/---

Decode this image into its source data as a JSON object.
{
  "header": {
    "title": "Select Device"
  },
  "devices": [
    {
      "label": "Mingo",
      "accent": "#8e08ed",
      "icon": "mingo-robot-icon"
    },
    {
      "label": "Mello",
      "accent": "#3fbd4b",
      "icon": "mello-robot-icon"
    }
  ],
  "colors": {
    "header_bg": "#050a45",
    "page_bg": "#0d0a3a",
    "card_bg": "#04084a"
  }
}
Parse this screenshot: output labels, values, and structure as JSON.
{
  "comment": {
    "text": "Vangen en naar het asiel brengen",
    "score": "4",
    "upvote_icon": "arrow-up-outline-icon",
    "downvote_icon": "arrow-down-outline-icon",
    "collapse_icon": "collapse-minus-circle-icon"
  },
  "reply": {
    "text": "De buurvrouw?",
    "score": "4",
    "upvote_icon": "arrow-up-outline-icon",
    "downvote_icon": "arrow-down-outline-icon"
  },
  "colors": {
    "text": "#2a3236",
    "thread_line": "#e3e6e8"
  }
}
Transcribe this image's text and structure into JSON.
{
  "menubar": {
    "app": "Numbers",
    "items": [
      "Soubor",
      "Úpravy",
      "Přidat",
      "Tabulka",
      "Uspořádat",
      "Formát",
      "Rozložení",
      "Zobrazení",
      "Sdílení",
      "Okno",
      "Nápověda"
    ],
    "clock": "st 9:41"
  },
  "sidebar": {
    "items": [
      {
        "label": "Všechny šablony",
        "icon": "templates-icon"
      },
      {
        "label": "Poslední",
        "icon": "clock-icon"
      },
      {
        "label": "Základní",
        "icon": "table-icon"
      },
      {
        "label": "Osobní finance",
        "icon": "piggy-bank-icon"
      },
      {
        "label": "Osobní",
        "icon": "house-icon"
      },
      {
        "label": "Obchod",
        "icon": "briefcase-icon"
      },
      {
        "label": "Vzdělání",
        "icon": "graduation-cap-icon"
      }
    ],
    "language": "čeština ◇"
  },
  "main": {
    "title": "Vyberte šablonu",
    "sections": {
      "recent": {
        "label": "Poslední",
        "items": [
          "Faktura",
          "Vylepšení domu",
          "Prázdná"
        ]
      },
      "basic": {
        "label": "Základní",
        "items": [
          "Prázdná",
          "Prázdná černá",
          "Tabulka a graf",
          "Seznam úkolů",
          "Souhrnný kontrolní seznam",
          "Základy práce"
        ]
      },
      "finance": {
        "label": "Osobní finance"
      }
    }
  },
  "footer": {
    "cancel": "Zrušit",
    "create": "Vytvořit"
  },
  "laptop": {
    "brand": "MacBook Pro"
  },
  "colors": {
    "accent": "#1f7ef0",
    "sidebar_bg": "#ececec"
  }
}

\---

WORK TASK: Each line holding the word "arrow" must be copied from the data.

RESPONSE BOX:
    "upvote_icon": "arrow-up-outline-icon",
    "downvote_icon": "arrow-down-outline-icon",
    "upvote_icon": "arrow-up-outline-icon",
    "downvote_icon": "arrow-down-outline-icon"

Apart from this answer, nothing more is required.